## Supplied material
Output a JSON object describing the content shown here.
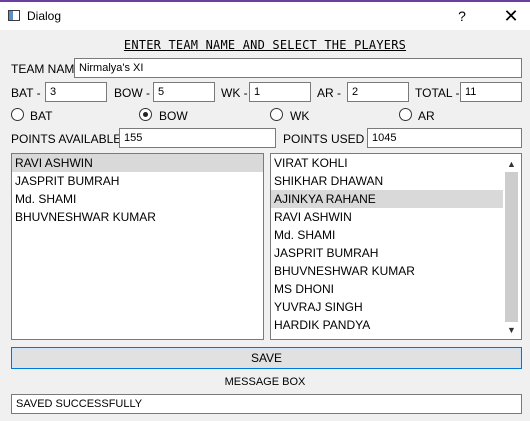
{
  "window": {
    "title": "Dialog",
    "help": "?",
    "close": "✕",
    "accent": "#6b3fa0"
  },
  "heading": "ENTER TEAM NAME AND SELECT THE PLAYERS",
  "team": {
    "label": "TEAM NAME",
    "value": "Nirmalya's XI"
  },
  "counts": {
    "bat_label": "BAT -",
    "bat_value": "3",
    "bow_label": "BOW -",
    "bow_value": "5",
    "wk_label": "WK -",
    "wk_value": "1",
    "ar_label": "AR -",
    "ar_value": "2",
    "total_label": "TOTAL -",
    "total_value": "11"
  },
  "radios": [
    {
      "label": "BAT",
      "checked": false
    },
    {
      "label": "BOW",
      "checked": true
    },
    {
      "label": "WK",
      "checked": false
    },
    {
      "label": "AR",
      "checked": false
    }
  ],
  "points": {
    "available_label": "POINTS AVAILABLE -",
    "available_value": "155",
    "used_label": "POINTS USED  -",
    "used_value": "1045"
  },
  "selected_list": [
    "RAVI ASHWIN",
    "JASPRIT BUMRAH",
    "Md. SHAMI",
    "BHUVNESHWAR KUMAR"
  ],
  "selected_highlight": "RAVI ASHWIN",
  "available_list": [
    "VIRAT KOHLI",
    "SHIKHAR DHAWAN",
    "AJINKYA RAHANE",
    "RAVI ASHWIN",
    "Md. SHAMI",
    "JASPRIT BUMRAH",
    "BHUVNESHWAR KUMAR",
    "MS DHONI",
    "YUVRAJ SINGH",
    "HARDIK PANDYA"
  ],
  "available_highlight": "AJINKYA RAHANE",
  "scroll": {
    "up": "▲",
    "down": "▼"
  },
  "save_label": "SAVE",
  "message": {
    "label": "MESSAGE BOX",
    "value": "SAVED SUCCESSFULLY"
  },
  "colors": {
    "focus_border": "#0078d7",
    "selection": "#d9d9d9"
  }
}
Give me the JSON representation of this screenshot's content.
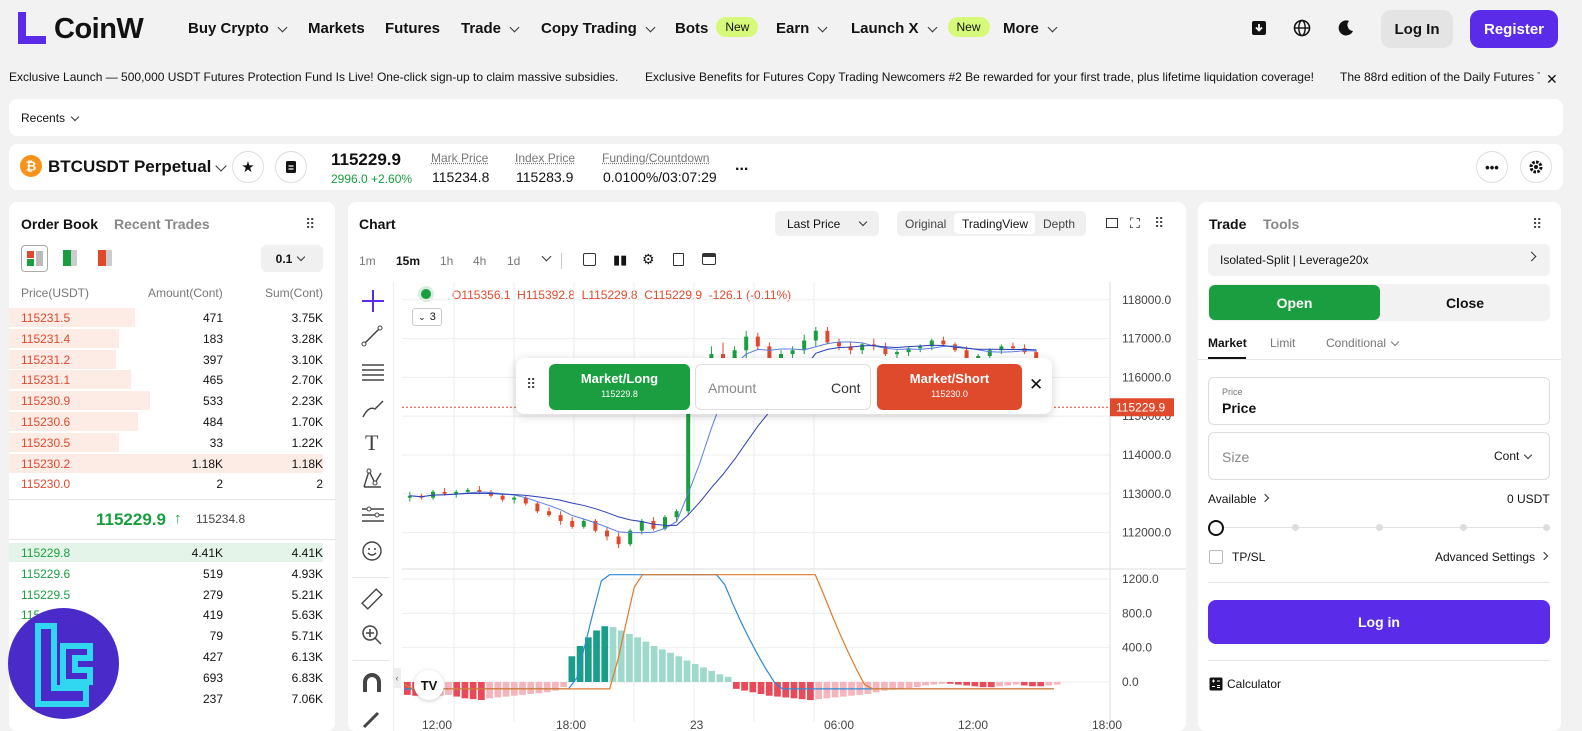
{
  "brand": {
    "name": "CoinW",
    "color": "#5a2be8"
  },
  "nav": {
    "items": [
      {
        "label": "Buy Crypto",
        "chevron": true
      },
      {
        "label": "Markets"
      },
      {
        "label": "Futures"
      },
      {
        "label": "Trade",
        "chevron": true
      },
      {
        "label": "Copy Trading",
        "chevron": true
      },
      {
        "label": "Bots",
        "badge": "New"
      },
      {
        "label": "Earn",
        "chevron": true
      },
      {
        "label": "Launch X",
        "chevron": true,
        "badge": "New"
      },
      {
        "label": "More",
        "chevron": true
      }
    ],
    "login": "Log In",
    "register": "Register"
  },
  "ticker": {
    "items": [
      "Exclusive Launch — 500,000 USDT Futures Protection Fund Is Live! One-click sign-up to claim massive subsidies.",
      "Exclusive Benefits for Futures Copy Trading Newcomers #2 Be rewarded for your first trade, plus lifetime liquidation coverage!",
      "The 88rd edition of the Daily Futures T"
    ]
  },
  "recents": "Recents",
  "symbol": {
    "name": "BTCUSDT Perpetual",
    "last": "115229.9",
    "change": "2996.0 +2.60%",
    "mark_label": "Mark Price",
    "mark": "115234.8",
    "index_label": "Index Price",
    "index": "115283.9",
    "funding_label": "Funding/Countdown",
    "funding": "0.0100%/03:07:29",
    "more": "..."
  },
  "orderbook": {
    "tabs": [
      "Order Book",
      "Recent Trades"
    ],
    "precision": "0.1",
    "headers": [
      "Price(USDT)",
      "Amount(Cont)",
      "Sum(Cont)"
    ],
    "asks": [
      {
        "price": "115231.5",
        "amount": "471",
        "sum": "3.75K",
        "depth": 0.4
      },
      {
        "price": "115231.4",
        "amount": "183",
        "sum": "3.28K",
        "depth": 0.35
      },
      {
        "price": "115231.2",
        "amount": "397",
        "sum": "3.10K",
        "depth": 0.34
      },
      {
        "price": "115231.1",
        "amount": "465",
        "sum": "2.70K",
        "depth": 0.39
      },
      {
        "price": "115230.9",
        "amount": "533",
        "sum": "2.23K",
        "depth": 0.45
      },
      {
        "price": "115230.6",
        "amount": "484",
        "sum": "1.70K",
        "depth": 0.41
      },
      {
        "price": "115230.5",
        "amount": "33",
        "sum": "1.22K",
        "depth": 0.35
      },
      {
        "price": "115230.2",
        "amount": "1.18K",
        "sum": "1.18K",
        "depth": 1.0
      },
      {
        "price": "115230.0",
        "amount": "2",
        "sum": "2",
        "depth": 0.0
      }
    ],
    "mid_price": "115229.9",
    "mid_mark": "115234.8",
    "bids": [
      {
        "price": "115229.8",
        "amount": "4.41K",
        "sum": "4.41K",
        "depth": 1.0
      },
      {
        "price": "115229.6",
        "amount": "519",
        "sum": "4.93K",
        "depth": 0.0
      },
      {
        "price": "115229.5",
        "amount": "279",
        "sum": "5.21K",
        "depth": 0.0
      },
      {
        "price": "115...",
        "amount": "419",
        "sum": "5.63K",
        "depth": 0.0
      },
      {
        "price": "",
        "amount": "79",
        "sum": "5.71K",
        "depth": 0.0
      },
      {
        "price": "",
        "amount": "427",
        "sum": "6.13K",
        "depth": 0.0
      },
      {
        "price": "",
        "amount": "693",
        "sum": "6.83K",
        "depth": 0.0
      },
      {
        "price": "",
        "amount": "237",
        "sum": "7.06K",
        "depth": 0.0
      }
    ]
  },
  "chart": {
    "title": "Chart",
    "price_type": "Last Price",
    "views": [
      "Original",
      "TradingView",
      "Depth"
    ],
    "intervals": [
      "1m",
      "15m",
      "1h",
      "4h",
      "1d"
    ],
    "ohlc": {
      "o": "O115356.1",
      "h": "H115392.8",
      "l": "L115229.8",
      "c": "C115229.9",
      "chg": "-126.1 (-0.11%)"
    },
    "indicator_count": "3",
    "price_axis": [
      "118000.0",
      "117000.0",
      "116000.0",
      "115000.0",
      "114000.0",
      "113000.0",
      "112000.0"
    ],
    "last_price_tag": "115229.9",
    "macd_axis": [
      "1200.0",
      "800.0",
      "400.0",
      "0.0"
    ],
    "time_axis": [
      "12:00",
      "18:00",
      "23",
      "06:00",
      "12:00",
      "18:00"
    ],
    "quick": {
      "long": "Market/Long",
      "long_price": "115229.8",
      "amount_placeholder": "Amount",
      "unit": "Cont",
      "short": "Market/Short",
      "short_price": "115230.0"
    }
  },
  "chart_data": {
    "type": "candlestick",
    "price_range": [
      111500,
      118200
    ],
    "candles": [
      [
        112900,
        113050,
        112800,
        112950
      ],
      [
        112950,
        113000,
        112850,
        112900
      ],
      [
        112900,
        113100,
        112850,
        113050
      ],
      [
        113050,
        113150,
        112950,
        113000
      ],
      [
        113000,
        113100,
        112900,
        113050
      ],
      [
        113050,
        113150,
        113000,
        113100
      ],
      [
        113100,
        113200,
        113000,
        113050
      ],
      [
        113050,
        113100,
        112900,
        112950
      ],
      [
        112950,
        113000,
        112800,
        112850
      ],
      [
        112850,
        112950,
        112750,
        112900
      ],
      [
        112900,
        112950,
        112700,
        112750
      ],
      [
        112750,
        112800,
        112500,
        112550
      ],
      [
        112550,
        112650,
        112400,
        112450
      ],
      [
        112450,
        112550,
        112200,
        112300
      ],
      [
        112300,
        112400,
        112100,
        112150
      ],
      [
        112150,
        112350,
        112100,
        112300
      ],
      [
        112300,
        112350,
        112000,
        112050
      ],
      [
        112050,
        112150,
        111800,
        111900
      ],
      [
        111900,
        112000,
        111600,
        111700
      ],
      [
        111700,
        112100,
        111650,
        112050
      ],
      [
        112050,
        112350,
        111950,
        112300
      ],
      [
        112300,
        112400,
        112050,
        112100
      ],
      [
        112100,
        112450,
        112050,
        112400
      ],
      [
        112400,
        112600,
        112300,
        112550
      ],
      [
        112550,
        115800,
        112450,
        115700
      ],
      [
        115700,
        116300,
        115400,
        116200
      ],
      [
        116200,
        116800,
        116000,
        116600
      ],
      [
        116600,
        116900,
        116300,
        116450
      ],
      [
        116450,
        116800,
        116350,
        116700
      ],
      [
        116700,
        117200,
        116500,
        117050
      ],
      [
        117050,
        117150,
        116700,
        116800
      ],
      [
        116800,
        116900,
        116400,
        116500
      ],
      [
        116500,
        116700,
        116350,
        116600
      ],
      [
        116600,
        116800,
        116500,
        116700
      ],
      [
        116700,
        117100,
        116600,
        116950
      ],
      [
        116950,
        117300,
        116800,
        117200
      ],
      [
        117200,
        117300,
        116850,
        116900
      ],
      [
        116900,
        117000,
        116700,
        116800
      ],
      [
        116800,
        116900,
        116600,
        116700
      ],
      [
        116700,
        116900,
        116600,
        116850
      ],
      [
        116850,
        117000,
        116700,
        116800
      ],
      [
        116800,
        116900,
        116550,
        116600
      ],
      [
        116600,
        116700,
        116500,
        116650
      ],
      [
        116650,
        116800,
        116550,
        116750
      ],
      [
        116750,
        116850,
        116650,
        116800
      ],
      [
        116800,
        117000,
        116700,
        116950
      ],
      [
        116950,
        117050,
        116800,
        116850
      ],
      [
        116850,
        116900,
        116650,
        116700
      ],
      [
        116700,
        116800,
        116450,
        116500
      ],
      [
        116500,
        116600,
        116350,
        116550
      ],
      [
        116550,
        116750,
        116500,
        116700
      ],
      [
        116700,
        116850,
        116600,
        116800
      ],
      [
        116800,
        116900,
        116700,
        116750
      ],
      [
        116750,
        116850,
        116600,
        116650
      ],
      [
        116650,
        116700,
        116450,
        116500
      ]
    ],
    "macd_hist": [
      -150,
      -160,
      -170,
      -180,
      -160,
      -150,
      -170,
      -190,
      -200,
      -210,
      -190,
      -180,
      -170,
      -160,
      -150,
      -140,
      -130,
      -120,
      -100,
      -60,
      300,
      420,
      520,
      600,
      650,
      640,
      600,
      560,
      520,
      470,
      420,
      380,
      340,
      300,
      250,
      210,
      170,
      130,
      90,
      60,
      -80,
      -100,
      -120,
      -140,
      -160,
      -170,
      -180,
      -190,
      -200,
      -210,
      -200,
      -190,
      -180,
      -170,
      -160,
      -150,
      -140,
      -120,
      -100,
      -90,
      -80,
      -70,
      -60,
      -40,
      -30,
      -20,
      -20,
      -30,
      -40,
      -50,
      -60,
      -60,
      -50,
      -40,
      -30,
      -40,
      -50,
      -50,
      -40,
      -30
    ]
  },
  "trade": {
    "tabs": [
      "Trade",
      "Tools"
    ],
    "mode": "Isolated-Split | Leverage20x",
    "open": "Open",
    "close": "Close",
    "order_types": [
      "Market",
      "Limit",
      "Conditional"
    ],
    "price_label": "Price",
    "price_value": "Price",
    "size_label": "Size",
    "size_unit": "Cont",
    "available_label": "Available",
    "available_value": "0 USDT",
    "tpsl": "TP/SL",
    "advanced": "Advanced Settings",
    "login": "Log in",
    "calculator": "Calculator"
  },
  "colors": {
    "up": "#1a9e3f",
    "down": "#e04a2c",
    "accent": "#5a2be8",
    "badge": "#d6f97a"
  }
}
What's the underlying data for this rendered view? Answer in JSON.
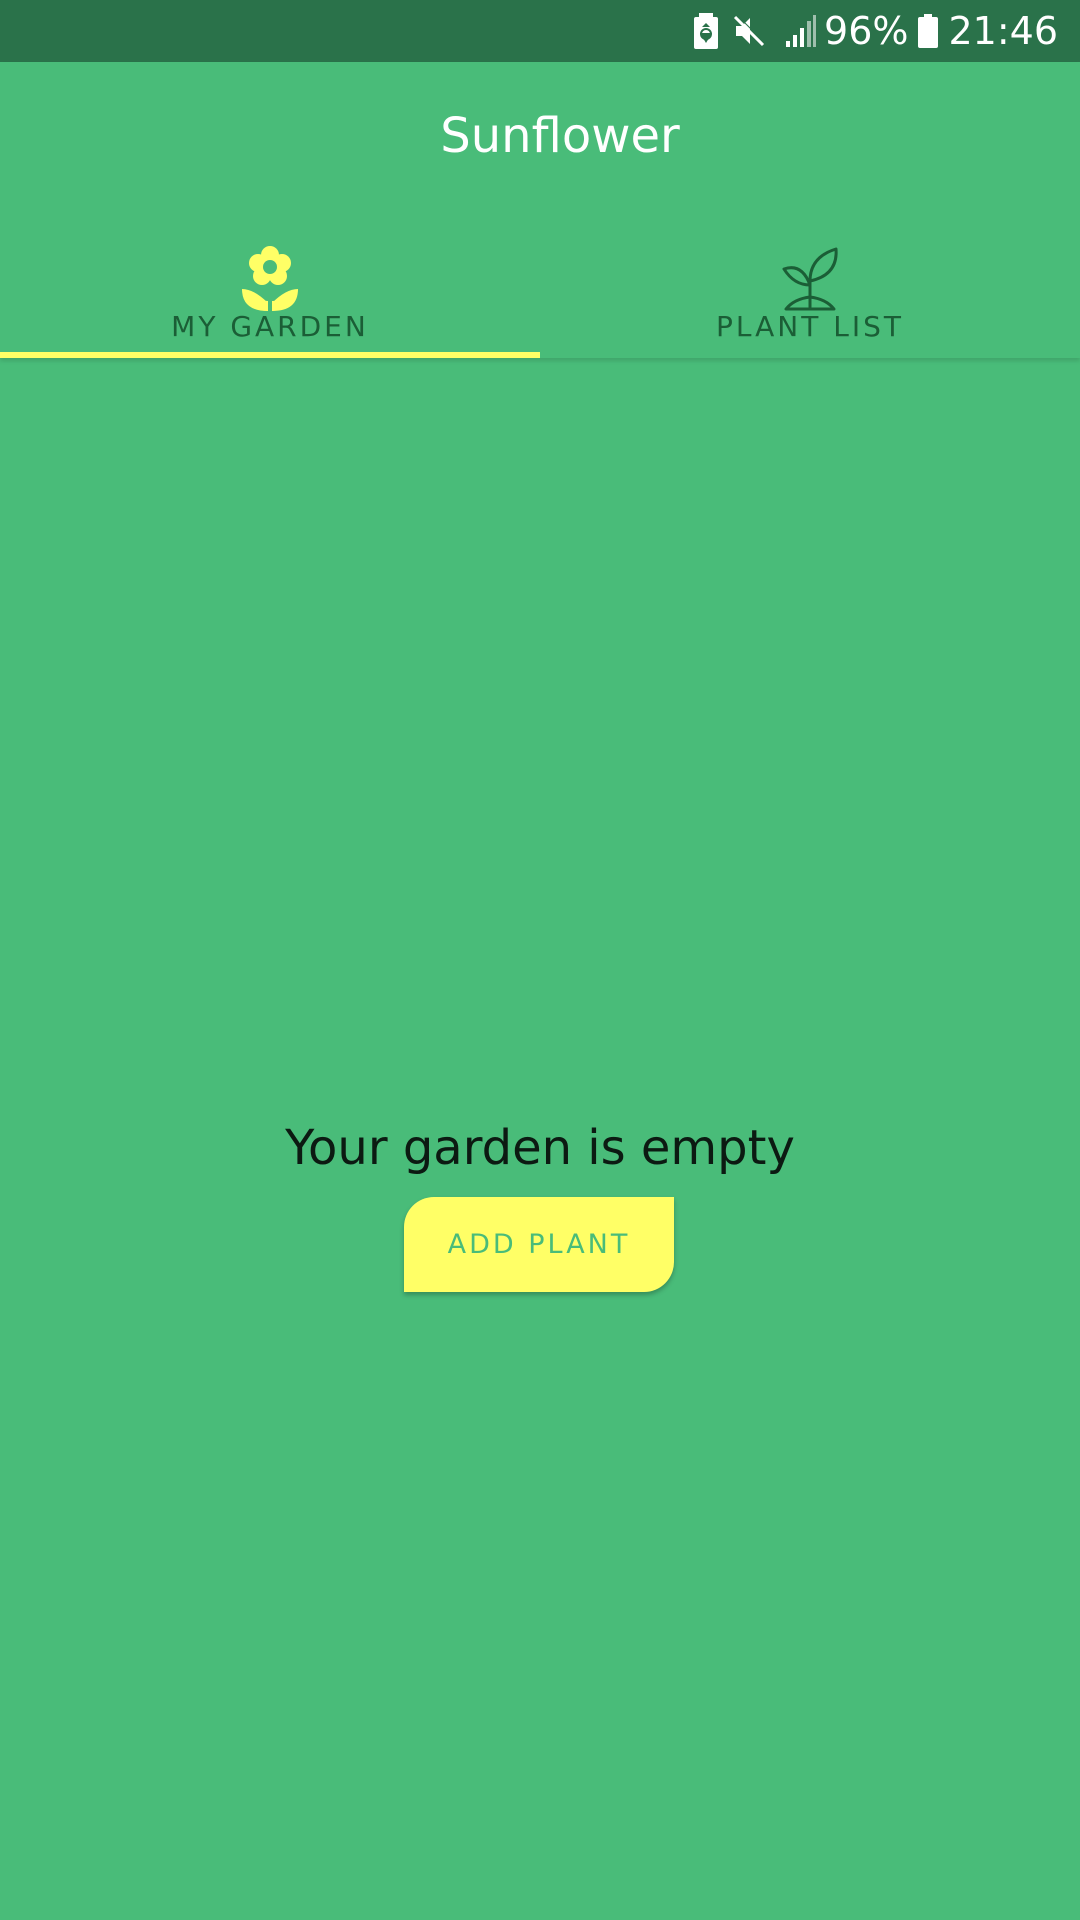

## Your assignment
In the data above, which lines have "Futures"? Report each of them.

## Written solution
        "label": "Futures"
      "Exclusive Launch — 500,000 USDT Futures Protection Fund Is Live! One-click sign-up to claim massive subsidies.",
      "Exclusive Benefits for Futures Copy Trading Newcomers #2 Be rewarded for your first trade, plus lifetime liquidation coverage!",
      "The 88rd edition of the Daily Futures T"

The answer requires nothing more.